» **Task brief**:
Only the records, repeated exactly, should make up the response.

== Data supplied ==

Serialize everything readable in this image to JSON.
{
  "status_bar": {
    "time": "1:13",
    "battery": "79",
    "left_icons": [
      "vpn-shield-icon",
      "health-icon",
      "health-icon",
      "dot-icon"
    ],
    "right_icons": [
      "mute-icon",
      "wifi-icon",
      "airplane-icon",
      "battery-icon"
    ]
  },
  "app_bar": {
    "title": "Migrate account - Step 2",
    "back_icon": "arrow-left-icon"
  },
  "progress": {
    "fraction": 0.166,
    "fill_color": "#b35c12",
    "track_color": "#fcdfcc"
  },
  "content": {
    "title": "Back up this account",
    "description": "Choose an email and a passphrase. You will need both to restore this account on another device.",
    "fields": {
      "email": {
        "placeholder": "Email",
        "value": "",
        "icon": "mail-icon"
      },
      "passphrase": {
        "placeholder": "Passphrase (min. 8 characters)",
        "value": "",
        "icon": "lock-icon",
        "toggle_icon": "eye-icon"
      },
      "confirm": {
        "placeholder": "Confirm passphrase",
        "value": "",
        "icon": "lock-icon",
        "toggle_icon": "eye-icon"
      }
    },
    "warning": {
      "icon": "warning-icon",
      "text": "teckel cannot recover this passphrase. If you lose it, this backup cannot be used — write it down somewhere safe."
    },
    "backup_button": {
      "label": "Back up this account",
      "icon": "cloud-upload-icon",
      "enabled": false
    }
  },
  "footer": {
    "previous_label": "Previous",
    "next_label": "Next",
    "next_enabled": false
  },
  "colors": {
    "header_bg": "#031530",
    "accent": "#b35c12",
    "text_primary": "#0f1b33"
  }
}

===

» **Written response**:
Serialize everything readable in this image to JSON.
{
  "status_bar": {
    "time": "1:13",
    "battery": "79",
    "left_icons": [
      "vpn-shield-icon",
      "health-icon",
      "health-icon",
      "dot-icon"
    ],
    "right_icons": [
      "mute-icon",
      "wifi-icon",
      "airplane-icon",
      "battery-icon"
    ]
  },
  "app_bar": {
    "title": "Migrate account - Step 2",
    "back_icon": "arrow-left-icon"
  },
  "progress": {
    "fraction": 0.166,
    "fill_color": "#b35c12",
    "track_color": "#fcdfcc"
  },
  "content": {
    "title": "Back up this account",
    "description": "Choose an email and a passphrase. You will need both to restore this account on another device.",
    "fields": {
      "email": {
        "placeholder": "Email",
        "value": "",
        "icon": "mail-icon"
      },
      "passphrase": {
        "placeholder": "Passphrase (min. 8 characters)",
        "value": "",
        "icon": "lock-icon",
        "toggle_icon": "eye-icon"
      },
      "confirm": {
        "placeholder": "Confirm passphrase",
        "value": "",
        "icon": "lock-icon",
        "toggle_icon": "eye-icon"
      }
    },
    "warning": {
      "icon": "warning-icon",
      "text": "teckel cannot recover this passphrase. If you lose it, this backup cannot be used — write it down somewhere safe."
    },
    "backup_button": {
      "label": "Back up this account",
      "icon": "cloud-upload-icon",
      "enabled": false
    }
  },
  "footer": {
    "previous_label": "Previous",
    "next_label": "Next",
    "next_enabled": false
  },
  "colors": {
    "header_bg": "#031530",
    "accent": "#b35c12",
    "text_primary": "#0f1b33"
  }
}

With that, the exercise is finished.